▶ _WORK INSTRUCTIONS_:
Below, find each line holding "Выражение" and state how many there are, using the number alone.

─── DATA FOR PROCESSING

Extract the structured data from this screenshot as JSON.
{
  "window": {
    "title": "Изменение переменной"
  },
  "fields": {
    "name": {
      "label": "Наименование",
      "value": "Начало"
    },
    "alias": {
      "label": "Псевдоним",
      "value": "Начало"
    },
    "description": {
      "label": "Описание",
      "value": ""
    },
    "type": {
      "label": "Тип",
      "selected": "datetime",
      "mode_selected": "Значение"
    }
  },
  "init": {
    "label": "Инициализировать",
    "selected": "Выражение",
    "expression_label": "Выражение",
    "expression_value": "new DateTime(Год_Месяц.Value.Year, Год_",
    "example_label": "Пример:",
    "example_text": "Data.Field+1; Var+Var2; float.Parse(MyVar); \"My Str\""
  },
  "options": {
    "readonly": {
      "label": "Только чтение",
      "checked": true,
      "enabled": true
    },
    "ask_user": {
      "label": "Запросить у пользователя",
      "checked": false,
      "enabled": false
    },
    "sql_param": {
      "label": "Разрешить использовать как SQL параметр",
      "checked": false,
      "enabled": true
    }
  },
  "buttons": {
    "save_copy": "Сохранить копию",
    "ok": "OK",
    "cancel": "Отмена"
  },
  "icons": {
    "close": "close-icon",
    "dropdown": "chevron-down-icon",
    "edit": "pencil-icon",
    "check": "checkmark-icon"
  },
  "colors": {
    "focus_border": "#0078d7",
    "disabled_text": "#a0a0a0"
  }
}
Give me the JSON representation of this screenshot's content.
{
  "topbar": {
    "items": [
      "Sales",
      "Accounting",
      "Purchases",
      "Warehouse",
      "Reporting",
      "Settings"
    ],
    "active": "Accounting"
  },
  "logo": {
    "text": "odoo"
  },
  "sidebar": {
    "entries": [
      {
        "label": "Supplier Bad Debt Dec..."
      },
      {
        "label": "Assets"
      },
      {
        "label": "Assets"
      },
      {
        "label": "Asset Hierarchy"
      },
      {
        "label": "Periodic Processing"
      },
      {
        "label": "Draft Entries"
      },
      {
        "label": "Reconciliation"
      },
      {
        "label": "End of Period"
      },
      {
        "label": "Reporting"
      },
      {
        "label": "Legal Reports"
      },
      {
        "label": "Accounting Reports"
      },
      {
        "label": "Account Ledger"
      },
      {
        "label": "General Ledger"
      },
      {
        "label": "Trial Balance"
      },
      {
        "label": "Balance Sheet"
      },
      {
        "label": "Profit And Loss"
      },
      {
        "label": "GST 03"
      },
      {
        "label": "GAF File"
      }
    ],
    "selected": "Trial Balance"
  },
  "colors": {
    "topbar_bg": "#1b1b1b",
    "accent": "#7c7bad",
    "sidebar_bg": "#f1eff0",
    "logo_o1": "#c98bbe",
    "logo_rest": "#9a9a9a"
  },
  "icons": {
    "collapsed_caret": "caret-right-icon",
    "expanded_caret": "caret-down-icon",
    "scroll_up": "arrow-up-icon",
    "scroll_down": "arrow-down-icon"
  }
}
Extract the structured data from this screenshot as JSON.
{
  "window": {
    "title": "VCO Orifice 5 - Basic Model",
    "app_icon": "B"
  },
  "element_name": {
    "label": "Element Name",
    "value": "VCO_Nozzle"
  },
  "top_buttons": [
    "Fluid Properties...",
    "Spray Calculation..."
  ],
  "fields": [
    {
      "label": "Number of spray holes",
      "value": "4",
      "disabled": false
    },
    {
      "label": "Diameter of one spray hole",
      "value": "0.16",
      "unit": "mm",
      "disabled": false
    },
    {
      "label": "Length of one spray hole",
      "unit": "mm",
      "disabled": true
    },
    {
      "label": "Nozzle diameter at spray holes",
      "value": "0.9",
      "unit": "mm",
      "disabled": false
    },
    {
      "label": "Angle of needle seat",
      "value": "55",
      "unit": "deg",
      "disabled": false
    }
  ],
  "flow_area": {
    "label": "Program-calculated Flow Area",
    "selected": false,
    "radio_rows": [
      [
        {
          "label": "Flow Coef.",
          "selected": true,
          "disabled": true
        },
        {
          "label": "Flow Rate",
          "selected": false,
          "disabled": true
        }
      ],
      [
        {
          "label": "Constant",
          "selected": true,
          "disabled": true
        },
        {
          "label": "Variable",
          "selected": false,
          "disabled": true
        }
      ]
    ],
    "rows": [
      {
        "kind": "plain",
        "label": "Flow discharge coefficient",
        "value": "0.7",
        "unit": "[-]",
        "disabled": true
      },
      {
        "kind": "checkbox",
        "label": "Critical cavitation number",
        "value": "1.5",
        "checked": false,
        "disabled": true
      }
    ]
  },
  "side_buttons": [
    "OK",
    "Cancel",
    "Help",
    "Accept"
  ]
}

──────

▶ _RESPONSE_:
2